As an experiment, I applied this “basil effect” to my own starter, as the plant had now reached the proportions that it was wise to nip its top to promote lateral growth. I chose a traditional French levain. For instructions on making the levain and attracting those wild yeasts, I turned to Daniel Leader’s wonderful book Local Breads: Sourdough and Whole-Grain Recipes from Europe’s Best Artisan Bakers. Leader very clearly lays out the step-by step procedure for the 4 day procedure (in some cases up to 10 days) to produce the starter. I won’t repeat his lenghty instructions here, but if you are serious about making your own levain, I can highly recommend this book or Daniel Leader’ previous book, Bread Alone: Bold Fresh Loaves from Your Own Hands.

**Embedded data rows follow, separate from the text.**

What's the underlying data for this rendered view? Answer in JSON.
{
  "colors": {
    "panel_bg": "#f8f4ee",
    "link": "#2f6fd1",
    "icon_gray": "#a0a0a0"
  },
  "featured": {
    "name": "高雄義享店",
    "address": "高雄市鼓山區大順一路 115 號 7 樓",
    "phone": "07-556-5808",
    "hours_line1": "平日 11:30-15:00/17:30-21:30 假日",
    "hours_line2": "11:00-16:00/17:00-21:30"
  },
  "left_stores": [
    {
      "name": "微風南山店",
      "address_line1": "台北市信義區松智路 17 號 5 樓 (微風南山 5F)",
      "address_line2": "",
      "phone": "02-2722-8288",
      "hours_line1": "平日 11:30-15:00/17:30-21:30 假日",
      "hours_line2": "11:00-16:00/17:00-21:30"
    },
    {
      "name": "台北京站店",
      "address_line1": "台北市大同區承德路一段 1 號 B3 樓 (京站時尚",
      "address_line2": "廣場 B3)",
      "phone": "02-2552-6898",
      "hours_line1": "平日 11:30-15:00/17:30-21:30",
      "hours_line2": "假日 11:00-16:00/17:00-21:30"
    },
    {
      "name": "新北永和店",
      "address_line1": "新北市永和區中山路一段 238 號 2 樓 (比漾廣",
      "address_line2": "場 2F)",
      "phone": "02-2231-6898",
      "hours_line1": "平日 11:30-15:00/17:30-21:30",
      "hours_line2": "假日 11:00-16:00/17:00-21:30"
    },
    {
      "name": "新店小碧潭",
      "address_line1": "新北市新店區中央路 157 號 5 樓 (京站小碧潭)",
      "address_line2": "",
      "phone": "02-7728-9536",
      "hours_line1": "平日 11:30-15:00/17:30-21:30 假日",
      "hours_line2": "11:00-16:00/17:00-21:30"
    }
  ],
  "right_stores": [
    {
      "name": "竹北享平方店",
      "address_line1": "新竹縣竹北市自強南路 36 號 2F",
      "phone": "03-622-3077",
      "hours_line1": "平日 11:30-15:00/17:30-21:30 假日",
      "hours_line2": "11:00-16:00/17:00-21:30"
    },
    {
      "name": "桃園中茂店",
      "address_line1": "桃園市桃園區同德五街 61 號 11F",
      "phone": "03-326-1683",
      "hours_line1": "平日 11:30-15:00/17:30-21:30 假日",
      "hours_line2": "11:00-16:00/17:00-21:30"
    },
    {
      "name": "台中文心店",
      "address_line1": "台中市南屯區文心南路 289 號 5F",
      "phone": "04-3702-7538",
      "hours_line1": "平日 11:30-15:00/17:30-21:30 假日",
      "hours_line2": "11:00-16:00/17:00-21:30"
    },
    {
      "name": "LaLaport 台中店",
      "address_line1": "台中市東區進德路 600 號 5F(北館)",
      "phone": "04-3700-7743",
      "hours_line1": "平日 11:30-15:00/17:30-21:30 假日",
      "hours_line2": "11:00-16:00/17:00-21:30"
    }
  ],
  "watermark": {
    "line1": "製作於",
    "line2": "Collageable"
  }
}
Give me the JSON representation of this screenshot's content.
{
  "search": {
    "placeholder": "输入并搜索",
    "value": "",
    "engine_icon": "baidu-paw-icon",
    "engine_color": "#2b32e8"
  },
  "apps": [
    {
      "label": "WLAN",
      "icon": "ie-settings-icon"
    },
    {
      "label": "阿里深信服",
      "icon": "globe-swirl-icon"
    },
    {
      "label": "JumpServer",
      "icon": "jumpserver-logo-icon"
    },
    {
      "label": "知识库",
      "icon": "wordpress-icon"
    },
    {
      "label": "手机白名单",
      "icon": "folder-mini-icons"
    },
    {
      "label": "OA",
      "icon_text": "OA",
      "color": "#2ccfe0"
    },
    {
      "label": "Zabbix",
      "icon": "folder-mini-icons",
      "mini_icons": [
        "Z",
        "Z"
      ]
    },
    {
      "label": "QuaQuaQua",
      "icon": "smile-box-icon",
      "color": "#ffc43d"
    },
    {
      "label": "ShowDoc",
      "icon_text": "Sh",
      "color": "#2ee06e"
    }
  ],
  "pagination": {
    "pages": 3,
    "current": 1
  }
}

As you see in the photos above, I followed Leader’s instructions rigorously, but added a small sprig of the “blessed” basil to the dough, picking it out each time the levain needed to be fed or refreshed before placing it back again. Anything to help the process in a solid stone house in Northern England where the optimum temperatures for sour dough starters are rarely achieved. Whether it is due to science or superstition, the levain was created. Overnight, it magically trebled in volume!
I’ve named my starter “Vaso”, after a Greek friend and fellow bread baker. But, doubly appropriate since Vaso is a shortened form of Vasiliki, the feminine version Vasilios – both etymologically related to the Greek for king (vasilias, βασιλιάς), but also for the king of herbs, basil (vasileios, βασίλειος). A portion of the starter went to that friend who initially supplied me with the basil and the rest was put to use in my kitchen. The first baking with Vaso was brilliant – lovely crusty bread, chewy texture and a slight sour taste, just right for sourdough. Not sure the “basil effect” had a hand in the outcome, but I’m sure it didn’t hurt.